is clamped and round punch is forced
into the sheet until a crack appears

(Source: Kalpakjian, 2010)

(Source: Kalpakjian, 2010)
Formability Tests for Sheet Metals Formability Tests for Sheet Metals

Forming-limit Diagrams Forming-limit Diagrams

To develop a forming
limit diagram
diagram, the major and minor
F i li it didiagrams is
i tto d
t i ththe
engineering strains are obtained
formability of sheet metals
Major axis of the ellipse represents the major direction
and magnitude of stretching
M j strain
t i iis th
the engineering
i i
strain and is always positive
Minor strain can be positive
or negative
(So rce Kalpakjian
(Source: Kalpakjian, 2010)
Curves represent the boundaries
between failure and safe zones ((Source: Kalpakjian,
p j 2010))
(Source: Kalpakjian, 2010)

Presses Types of Press Frame x

Figure 17-60 (Left) Inclinable

gap-frame press with sliding
bolster to accommodate two
die sets for rapid change of
Figure 17-58 Schematic representation of
tooling. (Courtesy of Niagara
th various
the i ttypes off press drive
d i mechanisms.
h i Machine & Tool Works, Buffalo,

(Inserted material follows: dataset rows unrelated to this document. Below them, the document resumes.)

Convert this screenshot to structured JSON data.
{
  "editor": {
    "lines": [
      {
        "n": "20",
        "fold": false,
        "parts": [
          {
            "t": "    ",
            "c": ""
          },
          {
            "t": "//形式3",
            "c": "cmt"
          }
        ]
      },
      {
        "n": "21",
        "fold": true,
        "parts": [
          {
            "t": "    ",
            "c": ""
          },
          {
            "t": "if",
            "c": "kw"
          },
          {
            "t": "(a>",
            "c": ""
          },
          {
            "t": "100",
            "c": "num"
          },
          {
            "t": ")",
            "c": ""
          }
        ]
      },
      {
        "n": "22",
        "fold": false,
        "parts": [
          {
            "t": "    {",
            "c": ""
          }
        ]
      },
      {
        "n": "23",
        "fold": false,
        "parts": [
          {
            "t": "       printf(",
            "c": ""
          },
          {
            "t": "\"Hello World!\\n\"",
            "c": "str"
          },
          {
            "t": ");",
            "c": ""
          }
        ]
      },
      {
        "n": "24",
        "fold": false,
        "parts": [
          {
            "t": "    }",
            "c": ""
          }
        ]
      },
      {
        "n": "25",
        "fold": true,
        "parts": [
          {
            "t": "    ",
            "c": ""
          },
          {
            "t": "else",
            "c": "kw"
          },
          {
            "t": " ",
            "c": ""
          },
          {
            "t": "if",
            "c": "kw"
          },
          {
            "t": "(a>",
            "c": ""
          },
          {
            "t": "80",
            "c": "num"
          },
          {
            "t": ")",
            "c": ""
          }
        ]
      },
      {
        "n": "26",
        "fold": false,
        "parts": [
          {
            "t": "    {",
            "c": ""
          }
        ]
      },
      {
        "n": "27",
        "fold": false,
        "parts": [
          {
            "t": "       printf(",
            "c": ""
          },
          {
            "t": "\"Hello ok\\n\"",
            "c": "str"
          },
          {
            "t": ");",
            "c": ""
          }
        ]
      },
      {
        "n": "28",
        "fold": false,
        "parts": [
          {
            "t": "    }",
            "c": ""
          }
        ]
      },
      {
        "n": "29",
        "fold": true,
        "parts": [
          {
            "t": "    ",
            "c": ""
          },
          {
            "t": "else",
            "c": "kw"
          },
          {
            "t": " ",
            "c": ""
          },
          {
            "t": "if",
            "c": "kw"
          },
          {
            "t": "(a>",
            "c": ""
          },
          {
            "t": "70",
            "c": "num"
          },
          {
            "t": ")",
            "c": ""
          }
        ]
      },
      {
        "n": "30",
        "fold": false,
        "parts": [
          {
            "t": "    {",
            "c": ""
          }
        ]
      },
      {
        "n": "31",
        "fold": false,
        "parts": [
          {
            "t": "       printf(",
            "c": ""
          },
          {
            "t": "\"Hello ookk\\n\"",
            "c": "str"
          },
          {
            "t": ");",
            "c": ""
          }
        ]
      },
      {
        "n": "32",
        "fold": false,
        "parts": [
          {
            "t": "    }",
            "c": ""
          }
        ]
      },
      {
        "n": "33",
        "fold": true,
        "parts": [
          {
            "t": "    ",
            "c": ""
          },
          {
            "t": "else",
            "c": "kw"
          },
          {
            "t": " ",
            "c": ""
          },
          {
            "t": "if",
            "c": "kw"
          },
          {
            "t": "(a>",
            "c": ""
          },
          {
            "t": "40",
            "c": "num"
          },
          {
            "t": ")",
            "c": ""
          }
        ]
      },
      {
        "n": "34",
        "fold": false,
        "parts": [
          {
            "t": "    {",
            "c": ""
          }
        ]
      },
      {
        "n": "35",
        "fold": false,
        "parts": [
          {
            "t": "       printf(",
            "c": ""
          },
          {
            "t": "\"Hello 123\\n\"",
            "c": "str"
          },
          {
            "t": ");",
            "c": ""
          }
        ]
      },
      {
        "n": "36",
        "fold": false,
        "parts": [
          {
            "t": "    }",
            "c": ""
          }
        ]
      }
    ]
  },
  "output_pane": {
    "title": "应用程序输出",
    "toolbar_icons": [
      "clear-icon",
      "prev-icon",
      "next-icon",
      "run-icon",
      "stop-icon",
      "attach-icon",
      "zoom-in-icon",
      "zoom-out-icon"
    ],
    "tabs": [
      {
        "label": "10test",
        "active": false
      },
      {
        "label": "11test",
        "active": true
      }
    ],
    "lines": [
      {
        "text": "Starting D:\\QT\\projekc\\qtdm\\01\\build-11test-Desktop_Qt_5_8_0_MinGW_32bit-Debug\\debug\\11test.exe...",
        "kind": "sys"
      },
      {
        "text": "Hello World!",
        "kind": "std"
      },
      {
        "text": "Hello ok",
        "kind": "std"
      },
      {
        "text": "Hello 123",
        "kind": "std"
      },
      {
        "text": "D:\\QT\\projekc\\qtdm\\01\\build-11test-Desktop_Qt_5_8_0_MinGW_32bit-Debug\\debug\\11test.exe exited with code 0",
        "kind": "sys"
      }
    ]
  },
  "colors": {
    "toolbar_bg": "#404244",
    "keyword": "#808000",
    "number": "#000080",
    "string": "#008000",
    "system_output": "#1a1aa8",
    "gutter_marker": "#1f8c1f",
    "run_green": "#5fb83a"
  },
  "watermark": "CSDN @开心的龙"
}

g 17-61 ((Right)
g ) A 200-ton
(1800-kN) straight-sided press.
(Courtesy of Rousselle
Corporation, West Chicago, IL.)

Special Types of Presses

Presses have been designed to perform

specific types of operations Figure 17-62 Schematic showing the arrangement of dies and the transfer mechanism used in
transfer presses. (Courtesy of Verson Allsteel Press Company, Chicago, IL.)
Transfer ppresses have a longg movingg slide
that enables multiple operations to be
performed simultaneously in a single

Figure 17-63 Various operations can be performed during the production of stamped and drawn
parts on a transfer press. (Courtesy of U.S. Baird Corporation, Stratford, CT.)
Sheet forming processes can be grouped in several
broad categories
Basic sheet forming operations involve a press
punch, or ram and a set of dies
Material properties,
properties geometry of the starting material
and the geometry of the desired final product play
important roles in determining
g the best p